Although we may be tempted to think that water flowing from deep within Mt. Gumgang is the
best, would you believe that the city water we so often mistrust is actually the best water for boilers?
  Of course, city water is far from perfect. As the water passes through the precipitation and
filtration processes at the filtration plant, some particles are not completely removed, and the clarity of the water source (i.e. river water) also greatly affects water quality. After all, aren't rivers murky and muddy during the rainy season?
  However, since the filtration plant quality standard of city water is set to be safe for people to
drink, it is also perfectly fine for boiler.
  On the other hand, oil and gas boilers have very complex water tank internal structures that
require scale removal through chemical treatment (although chemical treatment is often insufficient for complete removal) and a separate city water filter device in order to have a lifespan of 5 to 6 years. These boilers can be used with reasonable confidence only with filters to block out fine particles and an ion exchange purifier to remove minerals. However, the costs of purification system installation and regular filter replacement are considerable, and there is the additional hassle of needing to periodically add salt to the ion exchange purifier.
  Actually, in order to purify water properly, numerous complicated processes are necessary.
For example, steam turbine boilers in a power plant go through the filtration stages of dissolved gas (dissolved oxygen, etc.) elimination, fine particle precipitation, filtration, solidification of solvent minerals, purification, etc. in order to protect the expensive boiler.
  Compared with oil or gas boilers, electric boilers have a simple water tank internal structure
with no need to install filters, and an internal cleaning once every three years or so will be enough to ensure quality performance.
  The problem lies in self-drawn water sources such as underground reserve water.
  There are countless organic particles, mineral elements, minute mud sediments, and other
chemical matters from the earth surface in underground reserve water. As the boiler boils this water, these fine particles build up a thick scale layer on the floor and sides of the boiler.
  In order to minimize this scale formation, blocking out fine particles and installing a filtration

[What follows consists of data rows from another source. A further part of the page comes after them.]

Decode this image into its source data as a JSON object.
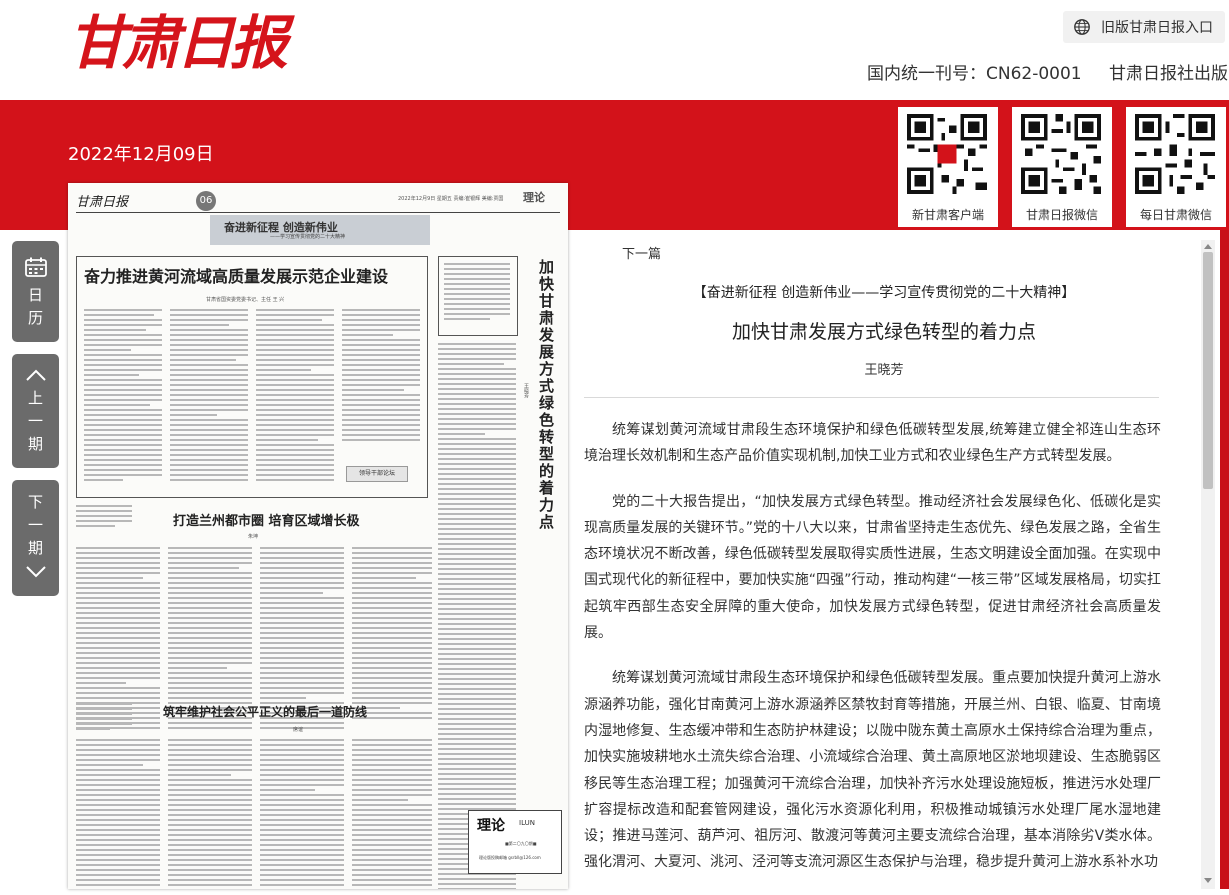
{
  "header": {
    "logo_text": "甘肃日报",
    "old_version_link": "旧版甘肃日报入口",
    "cn_number": "国内统一刊号：CN62-0001",
    "publisher": "甘肃日报社出版"
  },
  "date": "2022年12月09日",
  "qr_codes": [
    {
      "caption": "新甘肃客户端",
      "icon": "qr-code-icon"
    },
    {
      "caption": "甘肃日报微信",
      "icon": "qr-code-icon"
    },
    {
      "caption": "每日甘肃微信",
      "icon": "qr-code-icon"
    }
  ],
  "side_nav": {
    "calendar": "日历",
    "prev_issue": "上一期",
    "next_issue": "下一期"
  },
  "newspaper": {
    "masthead": "甘肃日报",
    "page_number": "06",
    "page_date": "2022年12月9日 星期五 责编:崔银辉 美编:贾国",
    "section": "理论",
    "banner_line1": "奋进新征程 创造新伟业",
    "banner_line2": "——学习宣传贯彻党的二十大精神",
    "headline1": "奋力推进黄河流域高质量发展示范企业建设",
    "byline1": "甘肃省国资委党委书记、主任 王 兴",
    "vertical_headline": "加快甘肃发展方式绿色转型的着力点",
    "vertical_author": "王晓芳",
    "tag": "领导干部论坛",
    "headline2": "打造兰州都市圈 培育区域增长极",
    "byline2": "朱坤",
    "headline3": "筑牢维护社会公平正义的最后一道防线",
    "byline3": "席谊",
    "box_title": "理论",
    "box_subtitle": "ILUN",
    "box_line1": "■第二〇九〇期■",
    "box_line2": "理论版投稿邮箱 gsrbll@126.com"
  },
  "article": {
    "nav_next": "下一篇",
    "column": "【奋进新征程 创造新伟业——学习宣传贯彻党的二十大精神】",
    "title": "加快甘肃发展方式绿色转型的着力点",
    "author": "王晓芳",
    "paragraphs": [
      "统筹谋划黄河流域甘肃段生态环境保护和绿色低碳转型发展,统筹建立健全祁连山生态环境治理长效机制和生态产品价值实现机制,加快工业方式和农业绿色生产方式转型发展。",
      "党的二十大报告提出，“加快发展方式绿色转型。推动经济社会发展绿色化、低碳化是实现高质量发展的关键环节。”党的十八大以来，甘肃省坚持走生态优先、绿色发展之路，全省生态环境状况不断改善，绿色低碳转型发展取得实质性进展，生态文明建设全面加强。在实现中国式现代化的新征程中，要加快实施“四强”行动，推动构建“一核三带”区域发展格局，切实扛起筑牢西部生态安全屏障的重大使命，加快发展方式绿色转型，促进甘肃经济社会高质量发展。",
      "统筹谋划黄河流域甘肃段生态环境保护和绿色低碳转型发展。重点要加快提升黄河上游水源涵养功能，强化甘南黄河上游水源涵养区禁牧封育等措施，开展兰州、白银、临夏、甘南境内湿地修复、生态缓冲带和生态防护林建设；以陇中陇东黄土高原水土保持综合治理为重点，加快实施坡耕地水土流失综合治理、小流域综合治理、黄土高原地区淤地坝建设、生态脆弱区移民等生态治理工程；加强黄河干流综合治理，加快补齐污水处理设施短板，推进污水处理厂扩容提标改造和配套管网建设，强化污水资源化利用，积极推动城镇污水处理厂尾水湿地建设；推进马莲河、葫芦河、祖厉河、散渡河等黄河主要支流综合治理，基本消除劣Ⅴ类水体。强化渭河、大夏河、洮河、泾河等支流河源区生态保护与治理，稳步提升黄河上游水系补水功"
    ]
  },
  "colors": {
    "brand_red": "#d3121a",
    "nav_gray": "#6b6b6b"
  }
}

system is highly effective, but another problem is the volatility of chemical elements.
  As these particles are boiled and evaporate, they combine with dirt particles from the water
and block the pipes and walls of the steamer. It is hard to prevent the inflow of such particles. Hence, when you are preparing food, it is best to avoid using underground reserve water in your boiler.
  The problem of scale formation is quite difficult and boiler manufacturers worldwide are
grappling with it. In fact, as a result of this very problem, many foreign companies are hesitant to enter the domestic market.
  It is not uncommon to see oil or gas boilers thrown away after only a year due to the usage
of underground reserve water. Fortunately, Korea's river water is soft water below level 6, so city water can be used without any harmful effects.